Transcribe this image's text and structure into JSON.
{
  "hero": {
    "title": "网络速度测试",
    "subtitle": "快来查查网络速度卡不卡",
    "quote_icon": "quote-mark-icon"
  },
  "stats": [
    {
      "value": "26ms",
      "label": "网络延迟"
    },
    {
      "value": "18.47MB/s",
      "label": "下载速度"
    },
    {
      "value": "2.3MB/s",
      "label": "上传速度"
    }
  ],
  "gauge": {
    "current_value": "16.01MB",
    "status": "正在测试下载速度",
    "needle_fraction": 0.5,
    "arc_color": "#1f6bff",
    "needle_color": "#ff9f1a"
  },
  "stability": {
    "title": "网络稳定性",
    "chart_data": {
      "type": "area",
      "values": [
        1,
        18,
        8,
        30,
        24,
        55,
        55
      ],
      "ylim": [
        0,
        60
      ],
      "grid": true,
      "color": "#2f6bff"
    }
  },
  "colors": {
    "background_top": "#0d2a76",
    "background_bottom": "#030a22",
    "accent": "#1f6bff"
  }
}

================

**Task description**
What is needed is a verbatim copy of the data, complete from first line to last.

**Exercise solution**
Transcribe this image's text and structure into JSON.
{
  "hero": {
    "title": "网络速度测试",
    "subtitle": "快来查查网络速度卡不卡",
    "quote_icon": "quote-mark-icon"
  },
  "stats": [
    {
      "value": "26ms",
      "label": "网络延迟"
    },
    {
      "value": "18.47MB/s",
      "label": "下载速度"
    },
    {
      "value": "2.3MB/s",
      "label": "上传速度"
    }
  ],
  "gauge": {
    "current_value": "16.01MB",
    "status": "正在测试下载速度",
    "needle_fraction": 0.5,
    "arc_color": "#1f6bff",
    "needle_color": "#ff9f1a"
  },
  "stability": {
    "title": "网络稳定性",
    "chart_data": {
      "type": "area",
      "values": [
        1,
        18,
        8,
        30,
        24,
        55,
        55
      ],
      "ylim": [
        0,
        60
      ],
      "grid": true,
      "color": "#2f6bff"
    }
  },
  "colors": {
    "background_top": "#0d2a76",
    "background_bottom": "#030a22",
    "accent": "#1f6bff"
  }
}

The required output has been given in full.